## EXERCISE AIM
Pull every line containing "Entries" out of the listing below.

## SUPPLIED DATA
****************

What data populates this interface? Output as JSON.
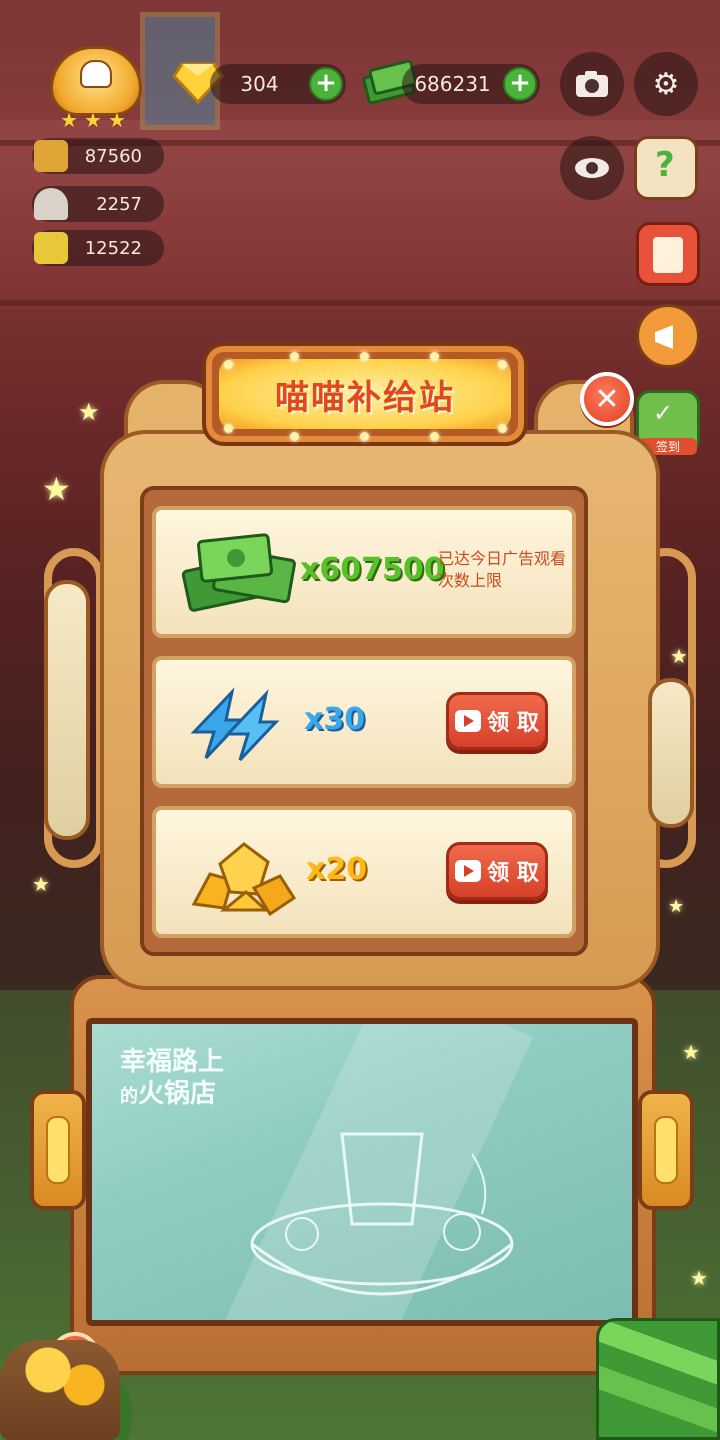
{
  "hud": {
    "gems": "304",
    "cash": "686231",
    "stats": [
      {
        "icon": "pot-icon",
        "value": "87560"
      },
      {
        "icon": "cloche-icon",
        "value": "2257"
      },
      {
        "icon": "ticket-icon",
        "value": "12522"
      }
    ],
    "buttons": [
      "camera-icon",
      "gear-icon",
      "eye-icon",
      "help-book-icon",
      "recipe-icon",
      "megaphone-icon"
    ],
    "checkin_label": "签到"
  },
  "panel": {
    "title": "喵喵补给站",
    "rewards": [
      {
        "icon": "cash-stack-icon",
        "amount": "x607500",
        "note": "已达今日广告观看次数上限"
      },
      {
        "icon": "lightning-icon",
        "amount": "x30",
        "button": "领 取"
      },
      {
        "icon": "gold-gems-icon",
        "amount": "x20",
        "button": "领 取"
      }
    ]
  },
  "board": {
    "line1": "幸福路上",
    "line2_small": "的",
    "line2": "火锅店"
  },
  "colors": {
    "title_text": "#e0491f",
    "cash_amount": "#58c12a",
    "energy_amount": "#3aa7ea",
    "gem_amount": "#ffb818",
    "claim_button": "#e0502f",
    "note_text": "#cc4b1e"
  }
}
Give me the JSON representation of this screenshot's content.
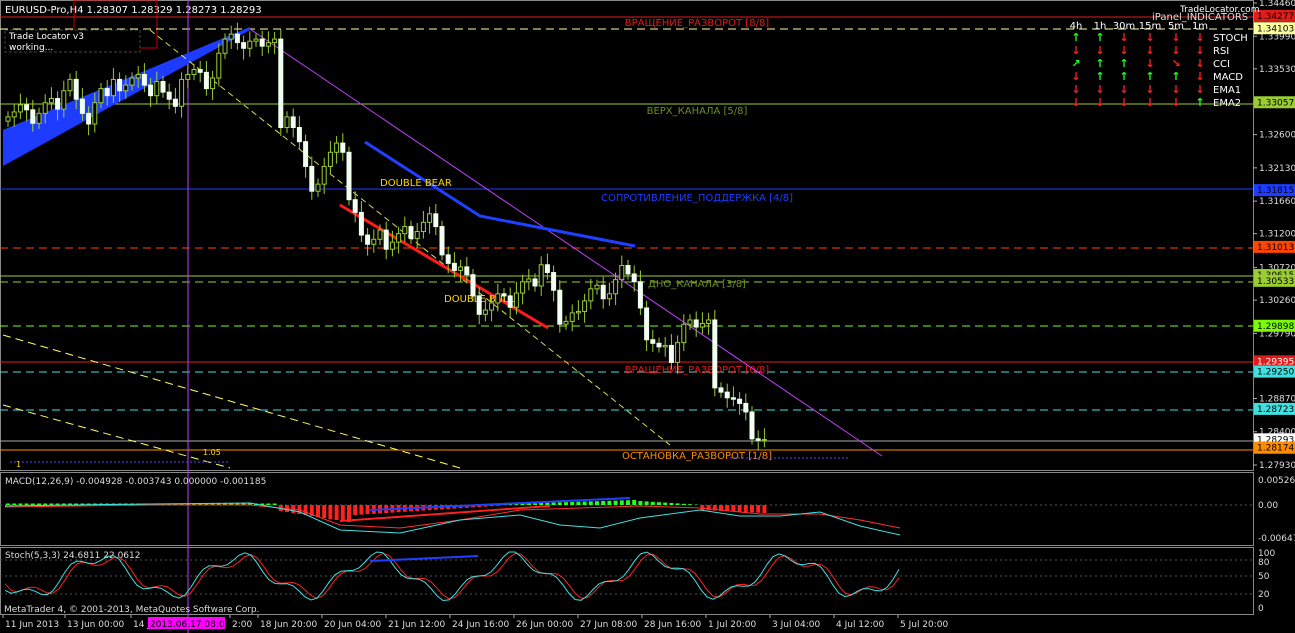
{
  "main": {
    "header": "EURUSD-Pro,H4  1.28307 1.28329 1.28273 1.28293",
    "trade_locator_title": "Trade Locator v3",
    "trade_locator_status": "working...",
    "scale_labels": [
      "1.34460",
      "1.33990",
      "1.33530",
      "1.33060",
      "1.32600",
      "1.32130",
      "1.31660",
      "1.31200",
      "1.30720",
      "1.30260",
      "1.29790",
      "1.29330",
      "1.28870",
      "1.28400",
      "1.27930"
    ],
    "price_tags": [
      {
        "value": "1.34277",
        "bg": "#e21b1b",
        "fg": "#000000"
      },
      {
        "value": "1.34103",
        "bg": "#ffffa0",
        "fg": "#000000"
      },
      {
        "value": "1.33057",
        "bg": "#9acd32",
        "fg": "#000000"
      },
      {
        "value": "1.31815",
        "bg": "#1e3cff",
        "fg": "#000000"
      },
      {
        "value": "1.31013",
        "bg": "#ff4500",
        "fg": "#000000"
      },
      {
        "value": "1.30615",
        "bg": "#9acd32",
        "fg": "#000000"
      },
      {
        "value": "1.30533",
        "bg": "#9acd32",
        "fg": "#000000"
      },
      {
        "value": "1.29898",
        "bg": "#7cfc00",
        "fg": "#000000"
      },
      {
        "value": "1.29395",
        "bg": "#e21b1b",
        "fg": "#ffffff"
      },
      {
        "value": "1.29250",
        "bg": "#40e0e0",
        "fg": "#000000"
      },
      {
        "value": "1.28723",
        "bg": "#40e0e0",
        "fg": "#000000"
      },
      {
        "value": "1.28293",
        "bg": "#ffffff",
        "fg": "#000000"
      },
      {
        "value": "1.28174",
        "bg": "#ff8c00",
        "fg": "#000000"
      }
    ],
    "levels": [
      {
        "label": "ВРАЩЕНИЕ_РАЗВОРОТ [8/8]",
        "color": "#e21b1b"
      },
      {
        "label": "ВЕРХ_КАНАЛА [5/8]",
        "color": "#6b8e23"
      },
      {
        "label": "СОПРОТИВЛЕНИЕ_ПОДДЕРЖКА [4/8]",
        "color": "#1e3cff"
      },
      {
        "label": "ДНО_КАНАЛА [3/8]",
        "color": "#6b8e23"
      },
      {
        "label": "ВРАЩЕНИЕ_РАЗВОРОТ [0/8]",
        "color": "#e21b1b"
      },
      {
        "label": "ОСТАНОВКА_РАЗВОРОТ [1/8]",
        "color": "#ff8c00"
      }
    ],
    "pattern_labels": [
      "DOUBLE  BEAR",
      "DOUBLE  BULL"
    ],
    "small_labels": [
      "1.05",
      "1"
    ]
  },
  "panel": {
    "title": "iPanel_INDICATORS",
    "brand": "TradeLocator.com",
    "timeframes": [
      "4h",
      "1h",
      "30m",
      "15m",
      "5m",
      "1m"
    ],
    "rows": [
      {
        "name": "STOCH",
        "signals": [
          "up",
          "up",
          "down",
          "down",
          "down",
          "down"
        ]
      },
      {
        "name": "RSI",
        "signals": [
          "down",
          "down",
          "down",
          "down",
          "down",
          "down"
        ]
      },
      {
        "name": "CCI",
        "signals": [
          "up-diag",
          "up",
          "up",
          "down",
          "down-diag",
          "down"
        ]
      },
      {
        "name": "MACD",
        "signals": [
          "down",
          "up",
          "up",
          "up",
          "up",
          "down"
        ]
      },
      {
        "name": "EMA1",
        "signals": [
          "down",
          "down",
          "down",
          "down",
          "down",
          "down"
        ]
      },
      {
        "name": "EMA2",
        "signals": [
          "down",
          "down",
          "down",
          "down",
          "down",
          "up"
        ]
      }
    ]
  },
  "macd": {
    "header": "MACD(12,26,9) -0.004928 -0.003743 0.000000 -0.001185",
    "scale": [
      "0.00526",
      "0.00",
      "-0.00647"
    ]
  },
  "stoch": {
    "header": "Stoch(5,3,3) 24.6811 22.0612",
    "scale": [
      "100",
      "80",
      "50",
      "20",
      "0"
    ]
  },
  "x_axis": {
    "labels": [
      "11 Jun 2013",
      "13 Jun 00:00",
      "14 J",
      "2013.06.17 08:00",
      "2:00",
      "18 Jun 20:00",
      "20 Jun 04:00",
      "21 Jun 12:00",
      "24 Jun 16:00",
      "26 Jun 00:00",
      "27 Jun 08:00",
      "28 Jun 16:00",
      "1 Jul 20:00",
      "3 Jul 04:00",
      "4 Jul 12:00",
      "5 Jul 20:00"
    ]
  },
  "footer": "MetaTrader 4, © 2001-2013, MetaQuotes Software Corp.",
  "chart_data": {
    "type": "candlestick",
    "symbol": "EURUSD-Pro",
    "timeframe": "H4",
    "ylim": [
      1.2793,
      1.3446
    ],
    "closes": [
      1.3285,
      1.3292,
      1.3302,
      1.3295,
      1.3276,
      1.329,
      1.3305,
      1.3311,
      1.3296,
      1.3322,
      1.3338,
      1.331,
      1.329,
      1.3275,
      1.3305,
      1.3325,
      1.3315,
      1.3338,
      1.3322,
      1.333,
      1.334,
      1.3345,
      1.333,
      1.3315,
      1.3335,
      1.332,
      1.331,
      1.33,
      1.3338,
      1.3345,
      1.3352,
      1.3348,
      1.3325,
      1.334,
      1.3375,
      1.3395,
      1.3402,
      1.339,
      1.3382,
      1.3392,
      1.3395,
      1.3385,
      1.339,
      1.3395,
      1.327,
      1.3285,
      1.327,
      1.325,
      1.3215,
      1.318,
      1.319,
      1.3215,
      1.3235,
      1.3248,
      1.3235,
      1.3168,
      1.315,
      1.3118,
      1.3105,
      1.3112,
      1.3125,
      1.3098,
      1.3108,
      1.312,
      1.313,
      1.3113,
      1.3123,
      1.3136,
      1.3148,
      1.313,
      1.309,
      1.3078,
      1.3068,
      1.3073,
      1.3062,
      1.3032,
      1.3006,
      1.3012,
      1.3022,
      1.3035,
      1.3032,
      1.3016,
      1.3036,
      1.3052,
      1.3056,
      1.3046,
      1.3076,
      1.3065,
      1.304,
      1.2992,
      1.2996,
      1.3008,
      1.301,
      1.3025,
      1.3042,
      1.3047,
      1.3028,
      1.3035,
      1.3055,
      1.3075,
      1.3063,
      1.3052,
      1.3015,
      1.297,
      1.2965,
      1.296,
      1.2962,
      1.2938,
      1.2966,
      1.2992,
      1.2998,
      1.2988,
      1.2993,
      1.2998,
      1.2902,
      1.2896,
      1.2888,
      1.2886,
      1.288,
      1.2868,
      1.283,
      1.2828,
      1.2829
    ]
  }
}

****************

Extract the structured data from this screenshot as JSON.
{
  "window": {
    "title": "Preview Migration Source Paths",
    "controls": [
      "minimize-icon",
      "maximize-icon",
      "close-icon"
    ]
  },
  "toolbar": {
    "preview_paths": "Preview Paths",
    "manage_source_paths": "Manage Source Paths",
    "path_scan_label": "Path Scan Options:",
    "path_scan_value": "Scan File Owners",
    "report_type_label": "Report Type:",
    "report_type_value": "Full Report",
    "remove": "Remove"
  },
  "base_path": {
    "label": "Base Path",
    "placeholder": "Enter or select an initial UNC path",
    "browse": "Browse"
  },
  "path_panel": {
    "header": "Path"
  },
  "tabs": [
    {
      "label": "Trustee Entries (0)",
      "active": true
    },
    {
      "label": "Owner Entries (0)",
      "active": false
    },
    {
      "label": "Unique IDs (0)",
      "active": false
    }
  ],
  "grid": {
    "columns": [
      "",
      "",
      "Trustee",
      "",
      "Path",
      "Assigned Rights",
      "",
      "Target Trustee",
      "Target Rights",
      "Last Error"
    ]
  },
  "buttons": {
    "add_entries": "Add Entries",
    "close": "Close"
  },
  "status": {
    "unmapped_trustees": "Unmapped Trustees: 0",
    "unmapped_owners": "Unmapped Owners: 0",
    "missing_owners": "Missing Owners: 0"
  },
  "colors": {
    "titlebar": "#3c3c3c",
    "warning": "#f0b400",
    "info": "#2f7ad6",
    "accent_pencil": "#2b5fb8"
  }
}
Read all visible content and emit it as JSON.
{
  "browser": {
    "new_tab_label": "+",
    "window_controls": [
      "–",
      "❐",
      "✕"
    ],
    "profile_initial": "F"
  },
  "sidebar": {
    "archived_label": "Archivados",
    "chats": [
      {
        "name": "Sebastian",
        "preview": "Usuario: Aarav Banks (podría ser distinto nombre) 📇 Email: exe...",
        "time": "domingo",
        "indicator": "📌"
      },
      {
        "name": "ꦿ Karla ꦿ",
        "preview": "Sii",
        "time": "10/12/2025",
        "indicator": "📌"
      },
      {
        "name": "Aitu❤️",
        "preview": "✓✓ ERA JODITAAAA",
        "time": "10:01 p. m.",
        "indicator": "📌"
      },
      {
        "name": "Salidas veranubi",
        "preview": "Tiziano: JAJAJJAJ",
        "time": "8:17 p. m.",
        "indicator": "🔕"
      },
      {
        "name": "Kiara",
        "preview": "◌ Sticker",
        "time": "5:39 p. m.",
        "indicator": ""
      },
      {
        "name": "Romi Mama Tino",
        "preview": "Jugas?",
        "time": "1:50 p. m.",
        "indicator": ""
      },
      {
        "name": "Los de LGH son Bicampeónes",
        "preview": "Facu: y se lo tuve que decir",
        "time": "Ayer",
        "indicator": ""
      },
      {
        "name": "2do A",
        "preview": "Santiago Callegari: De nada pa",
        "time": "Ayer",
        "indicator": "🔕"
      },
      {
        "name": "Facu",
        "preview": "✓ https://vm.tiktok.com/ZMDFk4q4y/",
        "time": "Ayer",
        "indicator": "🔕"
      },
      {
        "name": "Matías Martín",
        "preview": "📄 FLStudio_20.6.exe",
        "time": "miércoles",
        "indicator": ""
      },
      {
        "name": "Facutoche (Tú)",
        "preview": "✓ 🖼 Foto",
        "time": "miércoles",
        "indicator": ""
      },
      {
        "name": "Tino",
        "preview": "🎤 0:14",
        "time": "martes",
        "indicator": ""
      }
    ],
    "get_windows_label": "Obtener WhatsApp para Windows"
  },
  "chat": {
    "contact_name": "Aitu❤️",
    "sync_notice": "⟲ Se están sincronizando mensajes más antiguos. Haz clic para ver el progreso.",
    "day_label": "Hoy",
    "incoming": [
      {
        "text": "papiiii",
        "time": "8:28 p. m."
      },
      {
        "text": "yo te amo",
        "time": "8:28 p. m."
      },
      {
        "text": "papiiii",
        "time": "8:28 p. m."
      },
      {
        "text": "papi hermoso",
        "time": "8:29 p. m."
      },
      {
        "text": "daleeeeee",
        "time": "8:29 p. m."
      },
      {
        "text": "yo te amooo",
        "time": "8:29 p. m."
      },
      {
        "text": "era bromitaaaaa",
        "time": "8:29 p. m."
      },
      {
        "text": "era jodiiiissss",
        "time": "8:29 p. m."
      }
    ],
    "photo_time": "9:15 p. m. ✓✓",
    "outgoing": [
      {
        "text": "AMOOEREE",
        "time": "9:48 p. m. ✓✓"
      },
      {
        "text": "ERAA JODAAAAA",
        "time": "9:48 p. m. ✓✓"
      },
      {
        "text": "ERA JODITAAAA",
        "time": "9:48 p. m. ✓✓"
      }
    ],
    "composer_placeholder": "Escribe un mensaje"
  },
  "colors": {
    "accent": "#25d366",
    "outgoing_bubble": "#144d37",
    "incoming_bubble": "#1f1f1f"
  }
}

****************

## EXERCISE ANSWER
      "label": "Trustee Entries (0)",
      "label": "Owner Entries (0)",
    "add_entries": "Add Entries",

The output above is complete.